Under the re-ordered agenda, only after all other government bills and motions have been dealt with will lawmakers discuss the resolution of the revamp plan in the plenary council meeting.
Excluding the Companies Bill, which is being scrutinised, the Legco secretariat estimates that it will take about 41 hours for legislators to handle seven other bills, 16 motions, panel reports and oral questions.
Lawmakers' motions are not expected to get to the discussion stage in this legislative term. That is because the secretariat estimated that there were only 47.25 hours for the council's next plenary meeting, which runs from tomorrow until midnight on next Tuesday. At the final Finance Committee meeting on Friday, which is expected to run for four hours, priority will be given to funding requests for such projects as expansion of the United Christian Hospital in Kwun Tong. Only then will scrutiny resume on funding for the proposed reshuffle.
People Power's Wong made clear that the group would not stop their delaying tactic immediately, for fear the government might make a U-turn and bring the proposal back again. Legco might also hold meetings at the weekend or overnight, he said.
Federation of Trade Unions lawmaker Wong Kwok-kin said the government had consulted them about the change in advance. Authorities had simply given way, faced with the near impossibility of getting the measure passed, he said.
'If they didn't re-order [the priorities], bills and motions on livelihood issues might fail to get passed as well. It would have a big impact,' he said.
Wong said the administration's 'concession' exposed loopholes in Legco rules of procedure.

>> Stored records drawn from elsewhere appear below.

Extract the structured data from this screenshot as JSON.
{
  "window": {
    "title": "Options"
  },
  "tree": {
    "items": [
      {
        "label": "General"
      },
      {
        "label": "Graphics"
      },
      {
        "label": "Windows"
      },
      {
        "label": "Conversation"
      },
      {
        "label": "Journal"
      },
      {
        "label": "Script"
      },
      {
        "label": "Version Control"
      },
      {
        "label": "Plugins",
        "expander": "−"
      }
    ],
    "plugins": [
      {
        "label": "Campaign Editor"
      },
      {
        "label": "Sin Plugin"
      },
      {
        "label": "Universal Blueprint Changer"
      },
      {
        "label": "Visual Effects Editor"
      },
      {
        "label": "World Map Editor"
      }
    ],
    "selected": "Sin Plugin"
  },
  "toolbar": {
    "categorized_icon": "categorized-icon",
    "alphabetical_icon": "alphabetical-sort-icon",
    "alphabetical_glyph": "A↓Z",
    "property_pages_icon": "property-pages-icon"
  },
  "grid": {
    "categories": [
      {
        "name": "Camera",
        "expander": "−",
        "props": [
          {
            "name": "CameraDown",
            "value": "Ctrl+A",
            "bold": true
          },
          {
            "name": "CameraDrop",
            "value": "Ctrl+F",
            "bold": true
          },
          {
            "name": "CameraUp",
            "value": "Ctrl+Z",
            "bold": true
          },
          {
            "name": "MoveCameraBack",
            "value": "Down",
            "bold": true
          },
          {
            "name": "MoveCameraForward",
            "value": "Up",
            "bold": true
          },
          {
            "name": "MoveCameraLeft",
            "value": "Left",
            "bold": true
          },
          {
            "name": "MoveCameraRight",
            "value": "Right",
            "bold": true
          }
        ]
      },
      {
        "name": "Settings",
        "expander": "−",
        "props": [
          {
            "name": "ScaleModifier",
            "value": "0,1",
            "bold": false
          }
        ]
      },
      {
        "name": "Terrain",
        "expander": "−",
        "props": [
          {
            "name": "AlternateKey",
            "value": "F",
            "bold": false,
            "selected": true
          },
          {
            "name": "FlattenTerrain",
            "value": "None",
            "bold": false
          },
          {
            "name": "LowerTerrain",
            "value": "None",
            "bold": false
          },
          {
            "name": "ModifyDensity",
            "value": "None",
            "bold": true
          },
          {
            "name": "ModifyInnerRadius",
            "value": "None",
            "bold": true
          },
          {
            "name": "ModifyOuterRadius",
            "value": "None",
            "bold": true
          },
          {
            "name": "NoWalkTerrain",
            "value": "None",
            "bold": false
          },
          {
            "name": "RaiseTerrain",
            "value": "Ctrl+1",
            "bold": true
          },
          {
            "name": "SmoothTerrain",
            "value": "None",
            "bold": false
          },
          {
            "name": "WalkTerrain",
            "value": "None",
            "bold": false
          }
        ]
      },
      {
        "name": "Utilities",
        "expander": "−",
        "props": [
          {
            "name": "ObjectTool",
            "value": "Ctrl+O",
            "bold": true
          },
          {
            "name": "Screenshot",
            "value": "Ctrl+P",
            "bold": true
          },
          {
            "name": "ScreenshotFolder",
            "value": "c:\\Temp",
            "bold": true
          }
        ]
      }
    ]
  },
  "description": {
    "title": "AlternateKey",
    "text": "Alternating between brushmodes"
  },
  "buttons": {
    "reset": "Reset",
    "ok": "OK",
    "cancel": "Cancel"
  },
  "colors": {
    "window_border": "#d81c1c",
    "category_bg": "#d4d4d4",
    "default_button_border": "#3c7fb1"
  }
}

He was worried that some lawmakers might make use of them again in the next Legco term, creating uncertainty about whether and when the revamp plan could be passed.
Pundits said the revamp plan could face more uncertainties when it is tabled to the expanded 70-seat Legco, with many new faces, in the new term beginning in October.
Lingnan University political science associate professor Li Pang-kwong said Lam's decision revealed a serious miscalculation by the administration. 'The ministers simply do not know how to play the filibuster game, and how to tackle it.
'They badly overestimated the government's political power and the pro-government camp's back-up. They also underestimated the impact of the three pan-democratic lawmakers,' he said.
Legco president Tsang Yok-sing said: 'The government is being relatively more realistic to admit ... the chance that the proposal will not get passed in this legislative term is high.'
CLEARING THE DECKS
There are 23 bills and resolutions to be debated before scrutiny of the government restructuring.
Estimated time needed to clear them 35 hours 15 minutes (excludes Companies Bill which is currently being debated)
SOME OF THE MAJOR BILLS AND RESOLUTIONS
Buildings Legislation (Amendment) Bill
Tighten up certain measures such as allowing building officers to break into premises to ascertain safety conditions.
Trade Descriptions (Unfair Trade Practices) (Amendment) Bill
To improve consumer protection by expanding it to cover services.
Resolution under Article 73(7) of the Basic Law
To endorse the appointments of three judges to the Court of Final Appeal.
Resolution under Mandatory Provident Fund Schemes Ordinance
To suspend the 0.03 per cent levy on trustees paid from MPF scheme assets to save members about HK$100 million a year.
There are eight funding requests to be discussed or endorsed by the Finance Committee.
Estimated time needed - four hours
SOME OF THE MAJOR FUNDING REQUESTS
Expansion of United Christian Hospital in Kwun Tong
Civil service pay adjustment
Adjustment of salary of political appointees
Construction of Runway Park at Kai Tak, Kowloon City
Trial of electric buses by franchised bus companies
Source: Legislative Council SecretariatTopics: Politics League of Social Democrats Raymond Wong Yuk Man Filibuster Legislative Council of Hong Kong